Sunday, September 30, 2012

Keep Your Stick on the Ice

About a month ago, on one of the Byzantine Catholic forums that I enjoy reading and participating in from time to time, a generous gentleman began a thread offering to lift up young parents in prayer. The motivation for this was the fact that so often young people, particularly young parents with young families, have little time for personal prayer due to the time constraints that come from raising children, working a job (or multiple jobs), household duties, etc. He called this a "take-off on the Communion of Saints." As he said, "We lift each other up and go it together."

What a marvelous idea! In my mind this simply reinforces the fact that even in our private spiritual lives we are never alone, never separated from the rest of the Body of Christ. As my spiritual father used to say, our spiritual lives are not just "Jesus and me, and to hell with thee." We are part of a Body made up of many members. When we feel that our spiritual lives are lacking, when we are pressed for time and simply cannot devote as much time to prayer as we would like, why not take advantage of the fact that we are not alone?! Why not ask our brothers and sisters in Christ to lift us up in prayer?

Soldiers on the battlefield develop a deep sense of camaraderie that oftentimes goes even beyond that with blood relations. Having been through the same trials, suffering and struggling alongside one another, they become a source of support for one another. The history of warfare is full of men performing heroic deeds simply to save the lives of their fellow brothers-in-arms. Who of us hasn't heard stories of men in modern times throwing themselves on live hand-grenades and sacrificing their lives so that their friends might live? Do you think the spiritual life is any different?

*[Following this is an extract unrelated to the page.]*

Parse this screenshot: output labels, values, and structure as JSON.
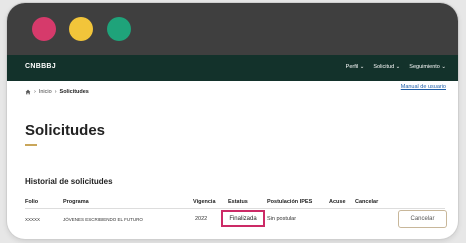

Universally the great mystics of the Christian East and West refer to the spiritual life as "warfare." The Eastern Fathers in particular are very detailed and sometimes quite graphic when describing the tactics and state of this spiritual warfare. They speak of the tactics of the enemy and what we must do to overcome the onslaught of temptation coming from "the world, the flesh, and the devil." In all of this they emphasize having a spiritual father/mother, one who has been through the battle and can aid in guiding us safely through as well. If this is not possible, then they recommend having spiritual friends alongside us, to fight the good fight with us. Such spiritual friends act the same way fellow soldiers act to one another. They are a sense of support and encouragement when we are down, wounded by the enemy, by our own personal failings and sin, or simply from sheer exhaustion of keeping up such an intense fight. We in our turn also act as a source of support and encouragement for them.

One of the great things I encountered within the Catholic Charismatic Renewal is the formation of "small groups" or "men's/women's groups." Usually these were groups of a handful of people - no more than five or six - that would meet once a week to discuss what was going on in their spiritual lives, what their struggles were, what they needed prayer for, etc. The group would then offer any support and suggestions that they thought could be helpful. In an age where spiritual fathers and mothers are rather limited, what a great way to find some support and encouragement in the spiritual fight!

There was/is a Canadian comedian who used to end his television program with a saying directed at the men in his audience: "I'm pulling for you. We're all in this together." How true. In this spiritual warfare, we, as the Body of Christ, are all in this together; and we ought to be pulling for one another. We ought to be able to rely upon one another for support against the onslaught of our enemies, whether that onslaught comes from our own fallen nature, from the world around us, or from the devil and his minions.

This world is passing away. This battle is not permanent. But, as a professor of mine used to say, "We're all in this together, and none of us is getting out of here alive." At the end of our lives, when the dust clears and our personal battle is over, we have more of a chance of standing victorious over our enemies when we have fought against them not as individuals, but with the help and support of our brothers and sisters in Christ. And our brothers and sisters also stand more of a chance if we have been there to support them and to lift them up in prayer. So let's lift one another up in prayer and support one another in the good fight so that when this is all over we may stand in the rays of the eternal Sun and shout in victory to our God Who has saved us! May heaven consume us.


  1. Phillip — George, Seraphim and I like the idea of lifting up a young family in prayer. We've decided to "adopt" your family to include in our nightly family prayers. Kim

    1. Thanks very much, Kim! I can't tell you how much this means to me. My little family could use as much prayer as your willing to offer for us. :)

  2. Brother, Phillip, I'll happily take your family in, as well. Many thanks, and years. By the way, I'm liking the Komboskini you sent me, very much. I'm trying to draft another blog (putting this off really badly), which touches up on spiritual warfare, too. This post couldn't have come at a better time, brother.

    Ever watching your "six," and "flanks."